The results of the local elections of 26 May in which the pro-independence Esquerra Republicana (ERC) party candidate, Ernest Maragall, narrowly beat the left-wing Barcelona en Comú party (BComú) of incumbent mayor, Ada Colau, now begs the question of who will rule in the Catalan capital.
A coalition of the two parties seemed a foregone conclusion given their similar progressive leanings, but the offer by unionist candidate, Manuel Valls (the former French prime minister supported by the Ciudadanos party), to back Colau ‘without conditions’ to prevent Maragall becoming mayor has thrown the cat among the pigeons.
The ERC candidate has said that such an arrangement between Colau and Valls would be ‘unbelievable’ and ‘grotesque’, and Maragall insisted that him becoming mayor is the ‘logical conclusion’ of the talks that his party held with Colau’s last week.
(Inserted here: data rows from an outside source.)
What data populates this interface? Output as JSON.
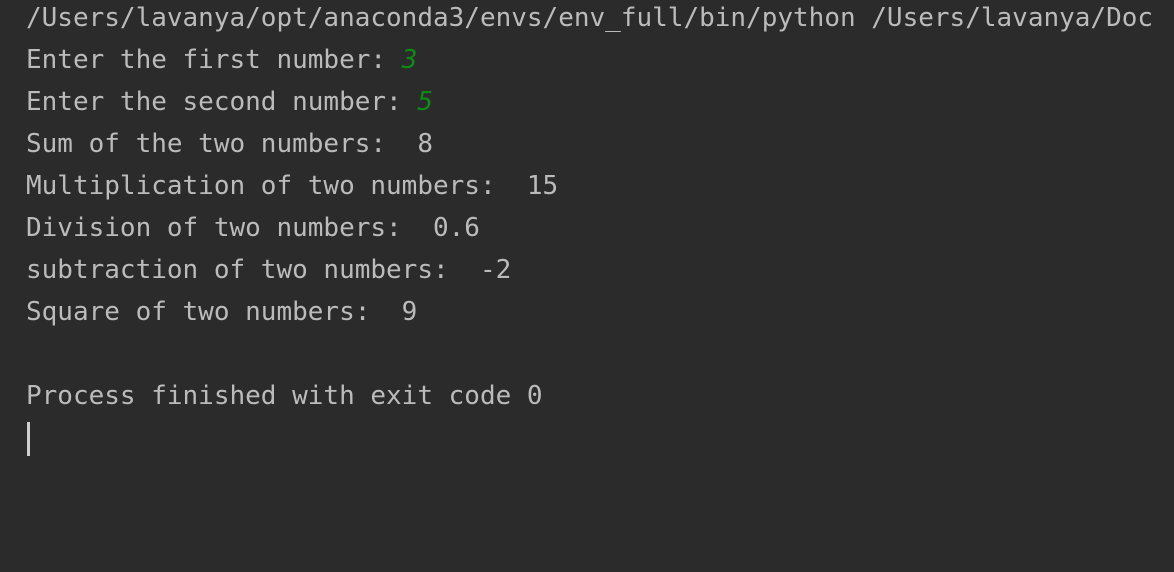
{
  "console": {
    "command_line": "/Users/lavanya/opt/anaconda3/envs/env_full/bin/python /Users/lavanya/Doc",
    "prompt_first": "Enter the first number: ",
    "input_first": "3",
    "prompt_second": "Enter the second number: ",
    "input_second": "5",
    "sum_line": "Sum of the two numbers:  8",
    "mult_line": "Multiplication of two numbers:  15",
    "div_line": "Division of two numbers:  0.6",
    "sub_line": "subtraction of two numbers:  -2",
    "square_line": "Square of two numbers:  9",
    "exit_line": "Process finished with exit code 0"
  },
  "colors": {
    "background": "#2b2b2b",
    "text": "#bbbbbb",
    "user_input": "#0e8a16"
  }
}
Yet, it may not be such an unbelievable scenario as the prospective mayor might think, as also on Friday, the Catalan Socialist (PSC) candidate, Jaume Collboni, said he could envision a ruling PSC-BComú coalition with Colau as mayor, with occasional support from Valls.
The political game of musical chairs in the Catalan capital mirrors the larger conflict in Catalonia between the pro-independence and unionist parties, with the latter keen to avoid Barcelona falling into the hands of a party that is firmly committed to splitting from Spain.
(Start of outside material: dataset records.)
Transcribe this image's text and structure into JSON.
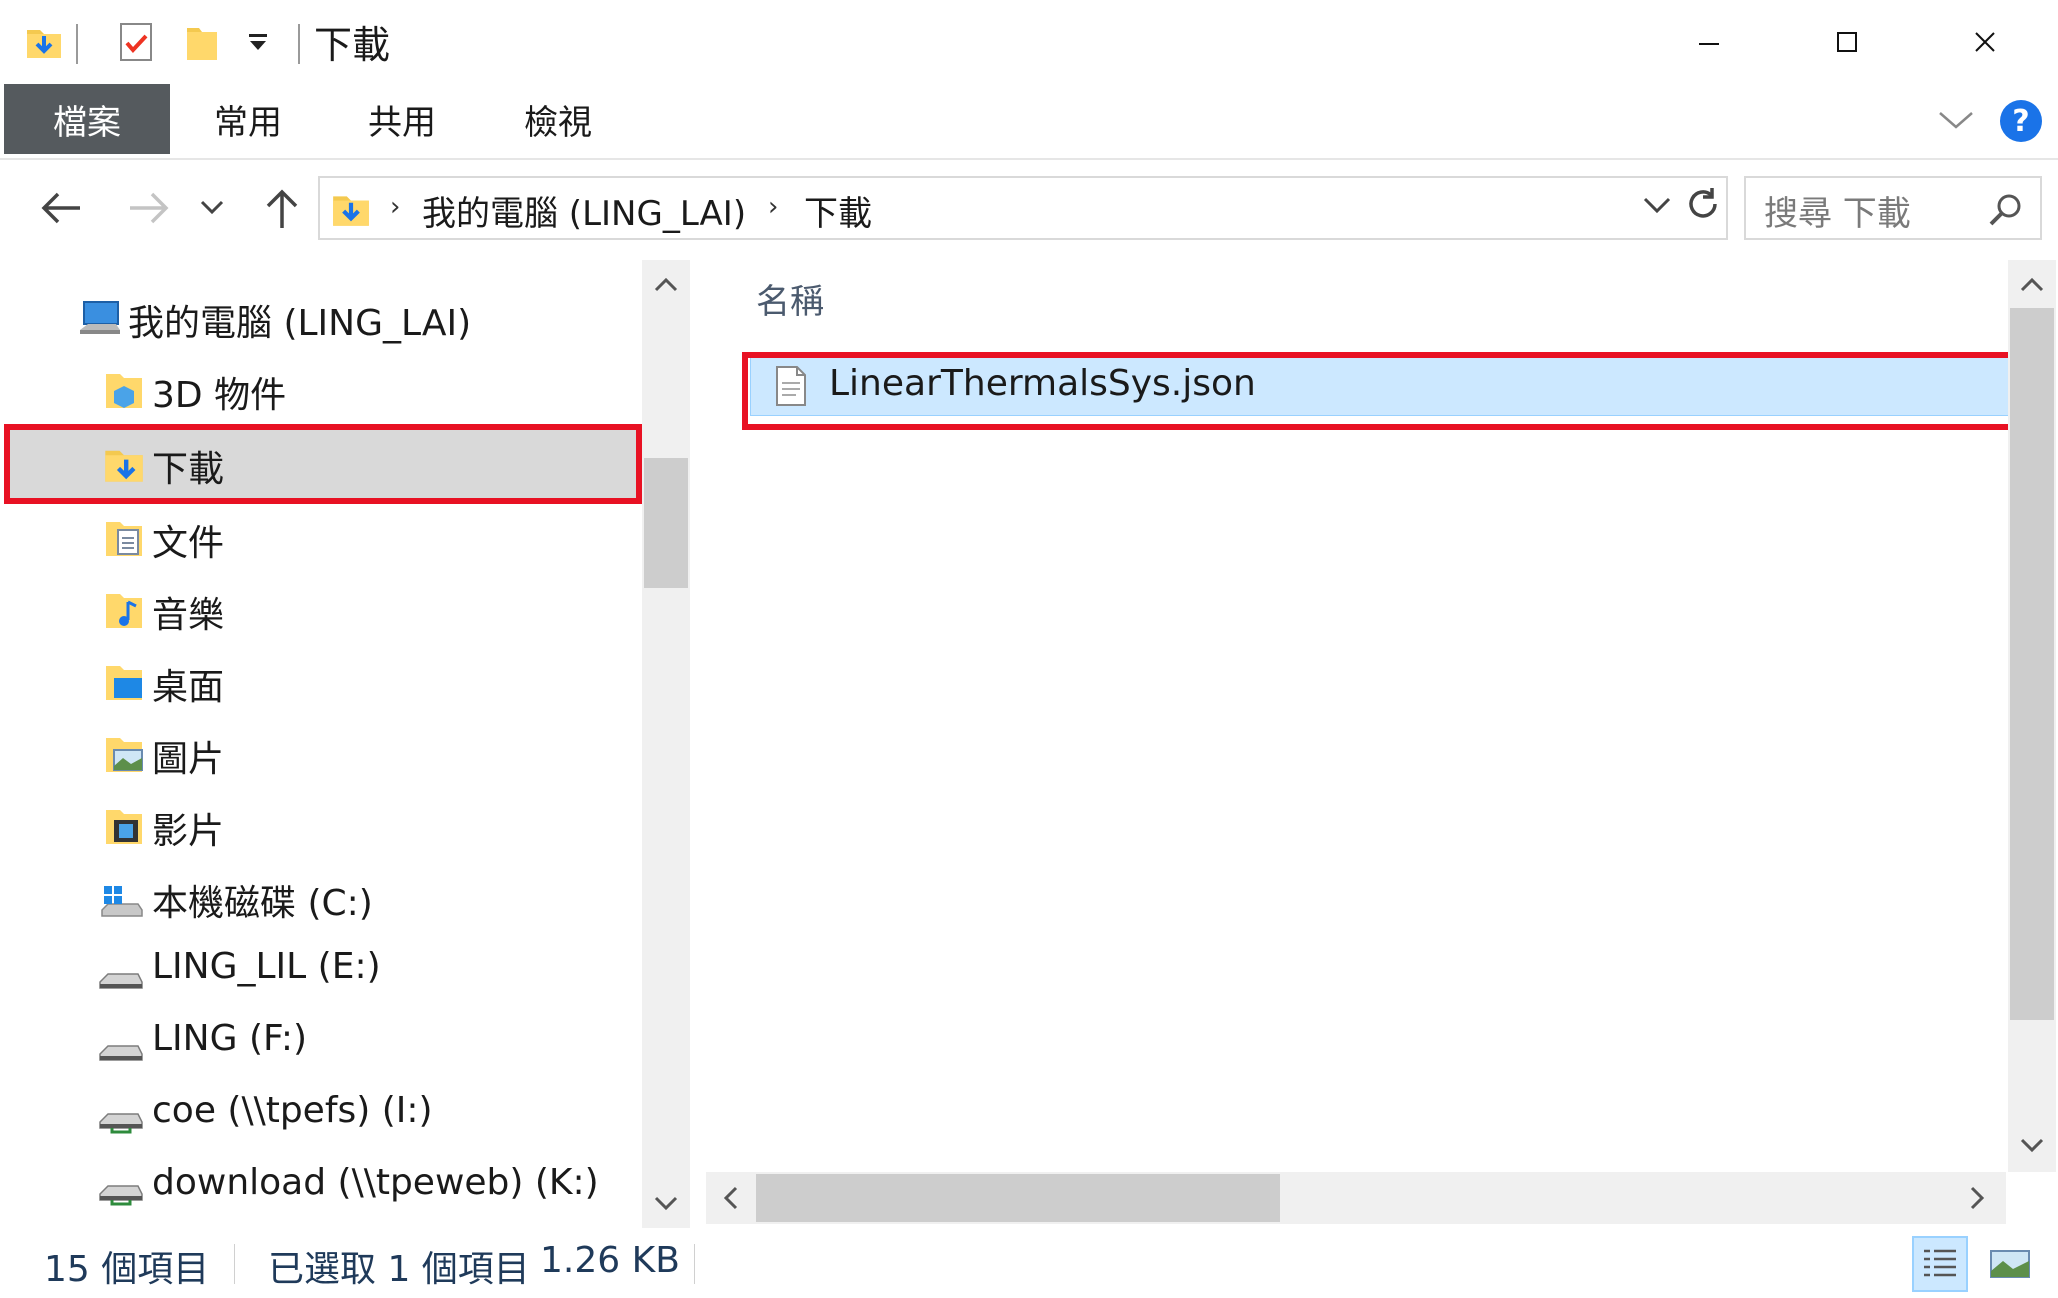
{
  "window": {
    "title": "下載",
    "controls": {
      "minimize_icon": "minimize-icon",
      "maximize_icon": "maximize-icon",
      "close_icon": "close-icon"
    }
  },
  "ribbon": {
    "tabs": [
      {
        "label": "檔案",
        "active": true
      },
      {
        "label": "常用"
      },
      {
        "label": "共用"
      },
      {
        "label": "檢視"
      }
    ],
    "help_label": "?"
  },
  "address": {
    "segments": [
      "我的電腦 (LING_LAI)",
      "下載"
    ],
    "search_placeholder": "搜尋 下載"
  },
  "navpane": {
    "items": [
      {
        "label": "我的電腦 (LING_LAI)",
        "icon": "computer-icon"
      },
      {
        "label": "3D 物件",
        "icon": "3d-objects-folder-icon"
      },
      {
        "label": "下載",
        "icon": "downloads-folder-icon",
        "selected": true
      },
      {
        "label": "文件",
        "icon": "documents-folder-icon"
      },
      {
        "label": "音樂",
        "icon": "music-folder-icon"
      },
      {
        "label": "桌面",
        "icon": "desktop-folder-icon"
      },
      {
        "label": "圖片",
        "icon": "pictures-folder-icon"
      },
      {
        "label": "影片",
        "icon": "videos-folder-icon"
      },
      {
        "label": "本機磁碟 (C:)",
        "icon": "windows-drive-icon"
      },
      {
        "label": "LING_LIL (E:)",
        "icon": "drive-icon"
      },
      {
        "label": "LING (F:)",
        "icon": "drive-icon"
      },
      {
        "label": "coe (\\\\tpefs) (I:)",
        "icon": "network-drive-icon"
      },
      {
        "label": "download (\\\\tpeweb) (K:)",
        "icon": "network-drive-icon"
      }
    ]
  },
  "content": {
    "column_header": "名稱",
    "files": [
      {
        "name": "LinearThermalsSys.json",
        "icon": "json-file-icon",
        "selected": true
      }
    ]
  },
  "status": {
    "item_count": "15 個項目",
    "selection": "已選取 1 個項目",
    "size": "1.26 KB"
  },
  "colors": {
    "highlight_border": "#e81123",
    "selection_fill": "#cce8ff",
    "file_tab": "#555a5e",
    "help_blue": "#1a73e8"
  }
}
Collboni, for example, insisted that the local election results did not show a clear victory for the pro-independence camp, as ERC did not win a clear majority of seats and some 60% of voters in the Catalan capital voted for non-independence supporting parties.
With a mayor due to be invested on 15 June, the parties have less than two weeks to come to an arrangement. Colau’s party says: ‘We have not begun any talks with Mr Valls nor we do we intend to,’ but neither has the party completely ruled the option out.
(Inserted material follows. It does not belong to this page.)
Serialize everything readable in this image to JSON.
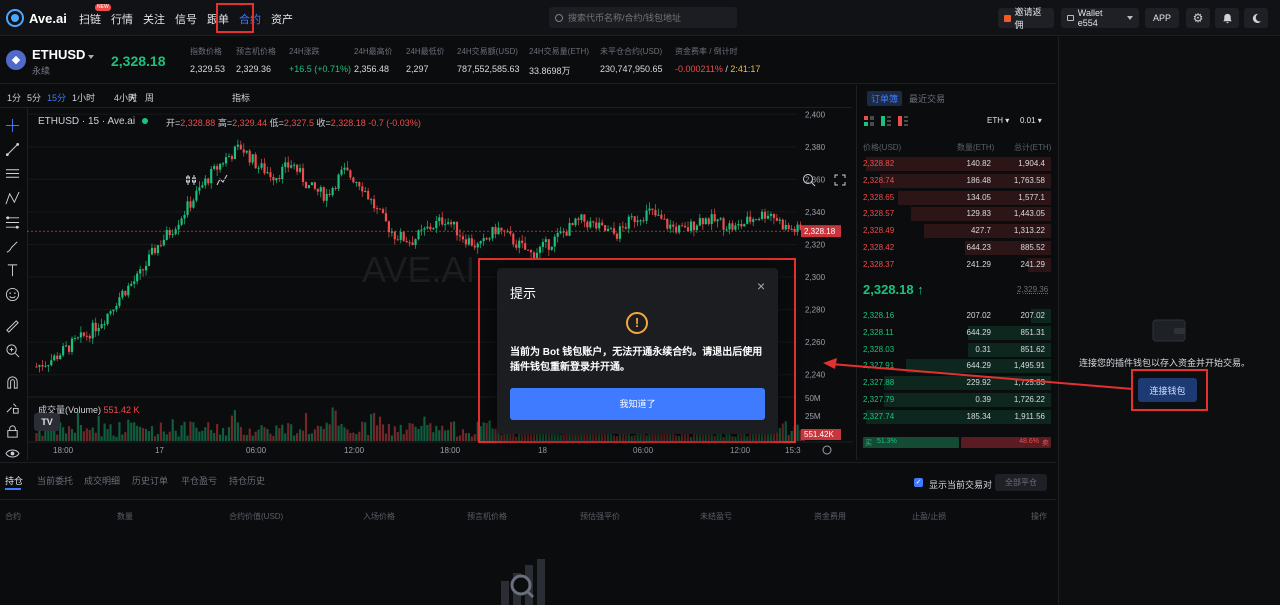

What BComú has ruled out ‘under any circumstances’ is an agreement with the also pro-independence Junts per Catalunya (JxCat) party, which as an anti-eviction activist leader Colau opposed when the party was previously in government in Barcelona.
Whilst Colau’s voters would look down on an agreement with the Ciudadanos (Cs) party, which backed Valls’ candidacy, Collboni’s scenario could be enticing to BComú, which is set to have talks with PSC to explore ‘a common roadmap that puts the city first’.